Verseon has started dosing of its lead blood thinner candidate VE-1902 in a phase 1 trial held in healthy volunteers at Nucleus Network in Melbourne, Australia.
The early-stage trial will study safety, pharmacokinetics, and pharmacodynamics of VE-1902 in 100-120 participants. The blood thinner is the first PRrecision Oral AntiCoagulant (PROAC) of the US-based pharma company to enter into clinical development.
Verseon said that PROACs during preclinical testing demonstrated a unique combination of efficacy with lower bleeding. It further said that PROACs, in particular, have shown the ability to stop the formation of blood clots without disrupting the function of platelets.

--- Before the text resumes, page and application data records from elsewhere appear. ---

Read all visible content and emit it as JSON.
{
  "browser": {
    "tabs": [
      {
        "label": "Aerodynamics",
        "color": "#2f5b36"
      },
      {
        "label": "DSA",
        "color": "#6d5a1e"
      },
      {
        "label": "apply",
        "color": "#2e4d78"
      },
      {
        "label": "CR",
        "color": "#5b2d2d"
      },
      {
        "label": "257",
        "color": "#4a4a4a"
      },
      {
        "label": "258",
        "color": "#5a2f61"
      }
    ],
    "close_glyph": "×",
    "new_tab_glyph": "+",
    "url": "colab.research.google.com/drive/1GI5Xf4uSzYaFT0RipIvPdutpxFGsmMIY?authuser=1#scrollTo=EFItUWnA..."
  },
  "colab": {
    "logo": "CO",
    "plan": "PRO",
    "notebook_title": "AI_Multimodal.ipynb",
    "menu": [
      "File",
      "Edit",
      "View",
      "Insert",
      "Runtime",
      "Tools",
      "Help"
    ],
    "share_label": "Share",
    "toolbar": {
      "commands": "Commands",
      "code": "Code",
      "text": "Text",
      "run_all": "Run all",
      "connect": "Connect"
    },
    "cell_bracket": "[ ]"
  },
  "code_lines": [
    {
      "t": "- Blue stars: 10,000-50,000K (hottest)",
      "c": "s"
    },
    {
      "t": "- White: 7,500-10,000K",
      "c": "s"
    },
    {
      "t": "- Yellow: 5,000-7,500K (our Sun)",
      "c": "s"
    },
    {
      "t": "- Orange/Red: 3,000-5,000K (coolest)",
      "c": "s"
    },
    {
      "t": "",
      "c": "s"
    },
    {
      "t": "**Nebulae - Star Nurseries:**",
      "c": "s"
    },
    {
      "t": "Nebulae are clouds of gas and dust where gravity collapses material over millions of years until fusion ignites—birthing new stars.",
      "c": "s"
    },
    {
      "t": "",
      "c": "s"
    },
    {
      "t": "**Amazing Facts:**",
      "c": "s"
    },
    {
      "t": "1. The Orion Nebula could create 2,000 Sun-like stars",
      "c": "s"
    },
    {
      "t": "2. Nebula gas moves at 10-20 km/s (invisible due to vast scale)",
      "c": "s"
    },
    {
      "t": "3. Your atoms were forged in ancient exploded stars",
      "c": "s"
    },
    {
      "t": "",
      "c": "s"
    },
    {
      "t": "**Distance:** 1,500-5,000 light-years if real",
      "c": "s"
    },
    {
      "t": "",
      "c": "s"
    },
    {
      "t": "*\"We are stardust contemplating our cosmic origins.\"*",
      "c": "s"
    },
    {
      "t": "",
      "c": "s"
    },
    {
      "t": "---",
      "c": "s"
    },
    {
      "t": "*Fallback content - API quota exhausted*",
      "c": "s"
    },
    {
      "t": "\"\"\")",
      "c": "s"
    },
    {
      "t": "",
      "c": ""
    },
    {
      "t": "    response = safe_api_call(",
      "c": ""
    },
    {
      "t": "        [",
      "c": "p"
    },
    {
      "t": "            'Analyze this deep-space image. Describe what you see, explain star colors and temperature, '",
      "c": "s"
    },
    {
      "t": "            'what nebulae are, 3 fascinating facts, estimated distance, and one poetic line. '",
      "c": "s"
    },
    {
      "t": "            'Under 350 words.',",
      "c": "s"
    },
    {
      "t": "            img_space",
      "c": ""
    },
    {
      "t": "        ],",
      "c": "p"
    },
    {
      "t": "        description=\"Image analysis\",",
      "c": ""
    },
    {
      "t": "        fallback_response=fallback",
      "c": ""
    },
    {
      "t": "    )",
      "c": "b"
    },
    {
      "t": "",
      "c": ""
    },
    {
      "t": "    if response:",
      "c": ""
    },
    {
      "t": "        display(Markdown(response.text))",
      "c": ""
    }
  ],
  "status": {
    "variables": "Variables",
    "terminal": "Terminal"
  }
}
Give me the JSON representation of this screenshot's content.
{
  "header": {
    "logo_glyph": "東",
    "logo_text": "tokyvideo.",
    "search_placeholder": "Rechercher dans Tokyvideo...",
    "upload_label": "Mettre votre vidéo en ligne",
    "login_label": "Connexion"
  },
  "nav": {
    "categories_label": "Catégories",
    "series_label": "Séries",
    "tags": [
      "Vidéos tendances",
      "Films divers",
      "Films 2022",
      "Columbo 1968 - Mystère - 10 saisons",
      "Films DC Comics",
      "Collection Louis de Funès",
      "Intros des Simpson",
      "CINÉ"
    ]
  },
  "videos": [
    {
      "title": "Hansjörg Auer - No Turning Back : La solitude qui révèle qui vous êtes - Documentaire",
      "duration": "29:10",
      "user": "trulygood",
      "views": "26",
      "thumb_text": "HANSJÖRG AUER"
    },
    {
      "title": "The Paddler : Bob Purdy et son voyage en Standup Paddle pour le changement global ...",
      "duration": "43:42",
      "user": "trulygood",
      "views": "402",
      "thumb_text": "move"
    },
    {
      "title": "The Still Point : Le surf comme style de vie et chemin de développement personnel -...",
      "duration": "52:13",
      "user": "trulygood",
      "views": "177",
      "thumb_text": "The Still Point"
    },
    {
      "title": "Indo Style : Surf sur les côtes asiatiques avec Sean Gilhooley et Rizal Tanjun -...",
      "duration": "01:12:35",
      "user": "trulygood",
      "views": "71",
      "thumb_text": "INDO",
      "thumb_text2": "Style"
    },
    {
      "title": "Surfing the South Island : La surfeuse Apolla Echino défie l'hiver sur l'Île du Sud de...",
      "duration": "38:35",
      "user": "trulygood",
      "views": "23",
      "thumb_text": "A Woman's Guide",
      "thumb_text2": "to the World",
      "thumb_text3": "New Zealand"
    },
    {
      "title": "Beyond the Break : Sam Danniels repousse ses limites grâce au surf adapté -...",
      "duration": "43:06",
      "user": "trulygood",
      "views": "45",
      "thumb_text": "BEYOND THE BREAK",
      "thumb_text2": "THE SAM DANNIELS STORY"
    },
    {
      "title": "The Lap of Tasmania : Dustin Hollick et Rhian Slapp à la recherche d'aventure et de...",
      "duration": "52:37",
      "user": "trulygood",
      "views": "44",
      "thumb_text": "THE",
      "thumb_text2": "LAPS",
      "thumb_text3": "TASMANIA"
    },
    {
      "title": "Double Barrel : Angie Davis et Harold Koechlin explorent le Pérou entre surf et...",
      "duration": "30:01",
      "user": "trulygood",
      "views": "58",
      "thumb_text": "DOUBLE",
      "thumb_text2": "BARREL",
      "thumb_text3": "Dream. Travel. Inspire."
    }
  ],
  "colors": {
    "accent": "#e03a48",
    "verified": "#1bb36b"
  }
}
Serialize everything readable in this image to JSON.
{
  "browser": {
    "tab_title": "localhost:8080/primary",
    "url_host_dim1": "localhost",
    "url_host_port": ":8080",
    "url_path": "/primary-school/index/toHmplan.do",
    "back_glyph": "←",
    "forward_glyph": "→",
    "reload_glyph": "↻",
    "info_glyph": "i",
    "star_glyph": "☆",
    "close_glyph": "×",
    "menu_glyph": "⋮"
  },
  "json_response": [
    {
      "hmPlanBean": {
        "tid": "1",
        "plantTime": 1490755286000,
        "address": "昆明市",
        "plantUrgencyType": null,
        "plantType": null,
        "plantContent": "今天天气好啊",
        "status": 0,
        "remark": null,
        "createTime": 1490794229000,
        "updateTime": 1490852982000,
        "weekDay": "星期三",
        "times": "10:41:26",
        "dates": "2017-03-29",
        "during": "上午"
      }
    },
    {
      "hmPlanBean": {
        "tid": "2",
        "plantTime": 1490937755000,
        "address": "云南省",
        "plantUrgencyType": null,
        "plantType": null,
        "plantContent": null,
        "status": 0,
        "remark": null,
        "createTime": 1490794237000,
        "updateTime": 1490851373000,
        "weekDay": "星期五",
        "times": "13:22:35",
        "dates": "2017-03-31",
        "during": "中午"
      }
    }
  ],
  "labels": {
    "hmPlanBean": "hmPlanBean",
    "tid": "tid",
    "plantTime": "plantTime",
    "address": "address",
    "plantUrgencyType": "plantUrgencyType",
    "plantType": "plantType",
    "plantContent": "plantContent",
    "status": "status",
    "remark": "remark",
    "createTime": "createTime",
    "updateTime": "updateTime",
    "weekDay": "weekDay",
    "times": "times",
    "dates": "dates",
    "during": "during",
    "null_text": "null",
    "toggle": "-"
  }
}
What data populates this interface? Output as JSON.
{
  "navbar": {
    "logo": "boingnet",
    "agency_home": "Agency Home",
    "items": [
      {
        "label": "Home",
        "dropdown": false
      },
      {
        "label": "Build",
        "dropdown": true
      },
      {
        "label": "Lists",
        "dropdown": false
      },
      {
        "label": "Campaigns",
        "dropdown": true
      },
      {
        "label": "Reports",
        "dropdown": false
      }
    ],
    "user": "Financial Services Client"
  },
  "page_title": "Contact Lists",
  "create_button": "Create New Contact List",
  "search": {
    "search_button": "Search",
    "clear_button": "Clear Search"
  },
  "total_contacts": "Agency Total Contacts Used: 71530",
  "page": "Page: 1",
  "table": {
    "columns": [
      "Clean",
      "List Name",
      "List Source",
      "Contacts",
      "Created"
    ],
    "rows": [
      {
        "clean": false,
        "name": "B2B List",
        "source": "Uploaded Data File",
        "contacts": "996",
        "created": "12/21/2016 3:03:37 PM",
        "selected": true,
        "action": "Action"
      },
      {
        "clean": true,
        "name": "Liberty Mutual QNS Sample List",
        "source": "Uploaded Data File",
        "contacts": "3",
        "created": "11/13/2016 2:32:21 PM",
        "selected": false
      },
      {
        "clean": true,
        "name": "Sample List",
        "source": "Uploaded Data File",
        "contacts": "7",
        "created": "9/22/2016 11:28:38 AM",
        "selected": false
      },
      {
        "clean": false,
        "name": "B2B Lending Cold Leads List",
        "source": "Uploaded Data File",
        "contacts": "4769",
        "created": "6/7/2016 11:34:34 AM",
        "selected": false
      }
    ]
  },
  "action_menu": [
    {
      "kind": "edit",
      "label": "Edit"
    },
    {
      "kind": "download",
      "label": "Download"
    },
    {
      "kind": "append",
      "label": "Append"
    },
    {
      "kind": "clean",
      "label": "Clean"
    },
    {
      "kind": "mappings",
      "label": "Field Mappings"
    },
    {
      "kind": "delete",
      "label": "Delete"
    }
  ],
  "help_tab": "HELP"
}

The company said that the preclinical data indicate that PROACs could turn out to be the first anticoagulants that can be used for long-term co-administration with antiplatelet agents for preventing stroke and heart attack in coronary artery disease (CAD) patients.
According to the clinical-stage company, VE-1902 was well-tolerated in regulatory toxicity studies and had shown low renal clearance, which is a desirable property for patients with impaired kidney function.
The phase 1 clinical trial, which is a single-center, double-blinded, randomized, placebo-controlled study, will also evaluate the tolerability, and composite hemostatic profile of the company’s lead candidate.
Secondary endpoints of the trial will evaluate VE-1902’s pharmacokinetic and pharmacodynamic profiles.
The phase 1 trial of the PROAC will include daily-once oral dosing in two stages. The first will be a single ascending dose stage with a food effect cohort while the other will be a multiple ascending dose stage with seven-day repeat dosing.
Verseon expects to continue dosing patients with Verseon PROAC through Q3 2019 with first results expected to come out in the fourth quarter of this year.
Verseon R&D VP David Kita said: “The start of subject dosing is an exciting milestone for Verseon.
“PROACs have the potential to change the standard of care for millions of CAD patients who would benefit from long-term combination therapy with antiplatelet drugs. We look forward to the results of VE-1902 in this first-in-human trial.”
Verseon expects another of its PROACs to enter into clinic development this year.